■ Assignment
All of the entries must appear again exactly as written.

== Task inputs ==

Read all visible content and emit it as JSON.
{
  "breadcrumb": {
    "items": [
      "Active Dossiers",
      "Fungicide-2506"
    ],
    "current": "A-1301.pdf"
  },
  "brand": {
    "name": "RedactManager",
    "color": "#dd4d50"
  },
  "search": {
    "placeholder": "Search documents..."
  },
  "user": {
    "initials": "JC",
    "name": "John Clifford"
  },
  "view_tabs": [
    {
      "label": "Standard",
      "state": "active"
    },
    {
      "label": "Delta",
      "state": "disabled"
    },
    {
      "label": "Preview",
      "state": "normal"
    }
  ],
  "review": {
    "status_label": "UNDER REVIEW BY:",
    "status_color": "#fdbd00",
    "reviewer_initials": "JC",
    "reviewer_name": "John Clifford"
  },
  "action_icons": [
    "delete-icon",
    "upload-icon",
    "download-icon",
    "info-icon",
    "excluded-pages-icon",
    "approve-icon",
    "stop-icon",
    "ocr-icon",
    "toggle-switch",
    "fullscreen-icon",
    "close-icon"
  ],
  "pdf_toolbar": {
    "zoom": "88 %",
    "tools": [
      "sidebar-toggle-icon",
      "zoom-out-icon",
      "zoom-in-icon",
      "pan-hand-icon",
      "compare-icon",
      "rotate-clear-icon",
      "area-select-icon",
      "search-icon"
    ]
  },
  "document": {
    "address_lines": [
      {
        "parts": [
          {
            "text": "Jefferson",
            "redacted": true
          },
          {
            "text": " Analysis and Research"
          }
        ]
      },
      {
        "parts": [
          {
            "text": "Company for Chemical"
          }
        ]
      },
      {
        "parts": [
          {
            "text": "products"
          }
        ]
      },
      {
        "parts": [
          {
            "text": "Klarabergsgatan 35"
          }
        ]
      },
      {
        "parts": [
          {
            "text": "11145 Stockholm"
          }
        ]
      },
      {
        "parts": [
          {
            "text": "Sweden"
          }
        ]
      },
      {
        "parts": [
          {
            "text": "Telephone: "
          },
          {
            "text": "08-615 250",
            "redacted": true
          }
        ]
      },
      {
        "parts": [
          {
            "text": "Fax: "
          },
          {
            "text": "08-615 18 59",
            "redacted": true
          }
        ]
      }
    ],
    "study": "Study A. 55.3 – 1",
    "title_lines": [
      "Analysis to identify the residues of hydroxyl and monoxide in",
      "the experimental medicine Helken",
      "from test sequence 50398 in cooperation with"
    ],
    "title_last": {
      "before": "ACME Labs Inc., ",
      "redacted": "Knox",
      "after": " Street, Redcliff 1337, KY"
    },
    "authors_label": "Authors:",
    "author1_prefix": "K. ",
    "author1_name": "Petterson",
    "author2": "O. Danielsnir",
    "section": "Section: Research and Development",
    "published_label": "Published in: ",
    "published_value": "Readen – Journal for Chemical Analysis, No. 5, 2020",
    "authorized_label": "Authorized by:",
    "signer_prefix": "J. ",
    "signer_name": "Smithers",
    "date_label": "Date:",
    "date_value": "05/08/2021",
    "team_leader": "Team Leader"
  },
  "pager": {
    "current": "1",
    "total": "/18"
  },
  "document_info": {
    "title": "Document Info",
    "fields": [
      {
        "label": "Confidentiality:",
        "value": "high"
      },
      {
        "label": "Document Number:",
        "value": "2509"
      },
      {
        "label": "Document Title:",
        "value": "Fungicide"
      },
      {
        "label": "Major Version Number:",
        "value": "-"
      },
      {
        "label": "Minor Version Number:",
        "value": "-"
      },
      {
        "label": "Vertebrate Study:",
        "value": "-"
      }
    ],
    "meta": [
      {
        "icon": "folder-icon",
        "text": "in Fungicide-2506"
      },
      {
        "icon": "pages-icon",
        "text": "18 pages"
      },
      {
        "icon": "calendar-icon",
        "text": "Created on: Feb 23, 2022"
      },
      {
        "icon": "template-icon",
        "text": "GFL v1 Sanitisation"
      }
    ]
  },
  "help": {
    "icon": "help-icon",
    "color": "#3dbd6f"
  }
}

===

■ Reply to the task
Read all visible content and emit it as JSON.
{
  "breadcrumb": {
    "items": [
      "Active Dossiers",
      "Fungicide-2506"
    ],
    "current": "A-1301.pdf"
  },
  "brand": {
    "name": "RedactManager",
    "color": "#dd4d50"
  },
  "search": {
    "placeholder": "Search documents..."
  },
  "user": {
    "initials": "JC",
    "name": "John Clifford"
  },
  "view_tabs": [
    {
      "label": "Standard",
      "state": "active"
    },
    {
      "label": "Delta",
      "state": "disabled"
    },
    {
      "label": "Preview",
      "state": "normal"
    }
  ],
  "review": {
    "status_label": "UNDER REVIEW BY:",
    "status_color": "#fdbd00",
    "reviewer_initials": "JC",
    "reviewer_name": "John Clifford"
  },
  "action_icons": [
    "delete-icon",
    "upload-icon",
    "download-icon",
    "info-icon",
    "excluded-pages-icon",
    "approve-icon",
    "stop-icon",
    "ocr-icon",
    "toggle-switch",
    "fullscreen-icon",
    "close-icon"
  ],
  "pdf_toolbar": {
    "zoom": "88 %",
    "tools": [
      "sidebar-toggle-icon",
      "zoom-out-icon",
      "zoom-in-icon",
      "pan-hand-icon",
      "compare-icon",
      "rotate-clear-icon",
      "area-select-icon",
      "search-icon"
    ]
  },
  "document": {
    "address_lines": [
      {
        "parts": [
          {
            "text": "Jefferson",
            "redacted": true
          },
          {
            "text": " Analysis and Research"
          }
        ]
      },
      {
        "parts": [
          {
            "text": "Company for Chemical"
          }
        ]
      },
      {
        "parts": [
          {
            "text": "products"
          }
        ]
      },
      {
        "parts": [
          {
            "text": "Klarabergsgatan 35"
          }
        ]
      },
      {
        "parts": [
          {
            "text": "11145 Stockholm"
          }
        ]
      },
      {
        "parts": [
          {
            "text": "Sweden"
          }
        ]
      },
      {
        "parts": [
          {
            "text": "Telephone: "
          },
          {
            "text": "08-615 250",
            "redacted": true
          }
        ]
      },
      {
        "parts": [
          {
            "text": "Fax: "
          },
          {
            "text": "08-615 18 59",
            "redacted": true
          }
        ]
      }
    ],
    "study": "Study A. 55.3 – 1",
    "title_lines": [
      "Analysis to identify the residues of hydroxyl and monoxide in",
      "the experimental medicine Helken",
      "from test sequence 50398 in cooperation with"
    ],
    "title_last": {
      "before": "ACME Labs Inc., ",
      "redacted": "Knox",
      "after": " Street, Redcliff 1337, KY"
    },
    "authors_label": "Authors:",
    "author1_prefix": "K. ",
    "author1_name": "Petterson",
    "author2": "O. Danielsnir",
    "section": "Section: Research and Development",
    "published_label": "Published in: ",
    "published_value": "Readen – Journal for Chemical Analysis, No. 5, 2020",
    "authorized_label": "Authorized by:",
    "signer_prefix": "J. ",
    "signer_name": "Smithers",
    "date_label": "Date:",
    "date_value": "05/08/2021",
    "team_leader": "Team Leader"
  },
  "pager": {
    "current": "1",
    "total": "/18"
  },
  "document_info": {
    "title": "Document Info",
    "fields": [
      {
        "label": "Confidentiality:",
        "value": "high"
      },
      {
        "label": "Document Number:",
        "value": "2509"
      },
      {
        "label": "Document Title:",
        "value": "Fungicide"
      },
      {
        "label": "Major Version Number:",
        "value": "-"
      },
      {
        "label": "Minor Version Number:",
        "value": "-"
      },
      {
        "label": "Vertebrate Study:",
        "value": "-"
      }
    ],
    "meta": [
      {
        "icon": "folder-icon",
        "text": "in Fungicide-2506"
      },
      {
        "icon": "pages-icon",
        "text": "18 pages"
      },
      {
        "icon": "calendar-icon",
        "text": "Created on: Feb 23, 2022"
      },
      {
        "icon": "template-icon",
        "text": "GFL v1 Sanitisation"
      }
    ]
  },
  "help": {
    "icon": "help-icon",
    "color": "#3dbd6f"
  }
}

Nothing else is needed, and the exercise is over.